“In the next room of the gallery the chrysalis-women come to life in the Cáscaras video (2013). An idyllic landscape in the shores of a crystal like river is the place where the women begin to twitch urgently, wanting to break free from the paralyzing membrane, to gain their freedom. The soundtrack mixes sounds from the natural world -the wind, the water current, song birds- with electronic elements, creating an enigmatic atmosphere. In the following scenes we see the caterpillar-women individually and in different landscapes, asserting their individual identities outside of the group.
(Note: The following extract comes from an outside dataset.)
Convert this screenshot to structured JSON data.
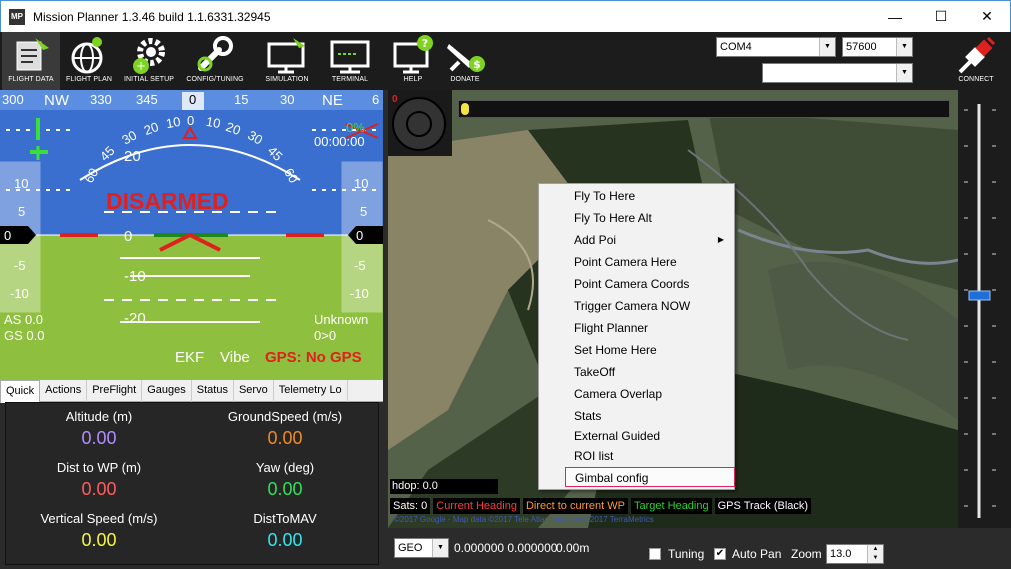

The topography of natural landscape fuses with the topography of the feminine body. Each chrysalis-woman is wrapped in a differently printed/colored fabric, performing her own set of movements; these are features that confer a unique personality to each of these women, in spite of their anonymity, due to their covered faces. In other scenes we glimpse their eyes through the holes in their suits, thus rendering these characters more meaningful and real. The chrysalis-women stare at us as they shake. They seem serious and determined. Is Pizzani establishing here a metaphor for women’s liberation? Is this video perhaps showing the moment prior to hatching as a reminder of the pain, doubt and solitude involved in any attempt at freedom?”

Monarch Chronograph (9 births, 2 deaths and 1 disappearance) (2013)

Single channel video. 10’52”

Fragment of text by Lorena Muñoz-Alonso for The Worshipper of the image:

“As we have mentioned before, Pizzani has a profound interest in ecological processes and this project gathers several works that combine various conceptual strategies; some are related to social and gender issues while others explore biological matters. The evolution from chrysalis state to butterfly, a main component of the lepidopteran life cycle, is explicitly reflected inCronógrafo Monarca: 9 births, two deaths and one disappearance (2013). To carry it out, Pizzani kept in her studio two dozen live chrysalis hanging on a wall. She recorded every small change in their life cycle, from their births to their first flights. The video fragments show us different vital moments, and it is affecting because it manages to transcend its mere documentary value to make a profound statement on the inescapable passage of time.”


Lucia Pizzani, Nocturna, 2014. Video still. 01:52.

Lucia Pizzani, Las Cáscaras, 2014. Video still. 03:44.

Lucia Pizzani, Monarch Chronograph (9 births, 2 deaths and 1 disappearance), 2013. Video still. 10:52.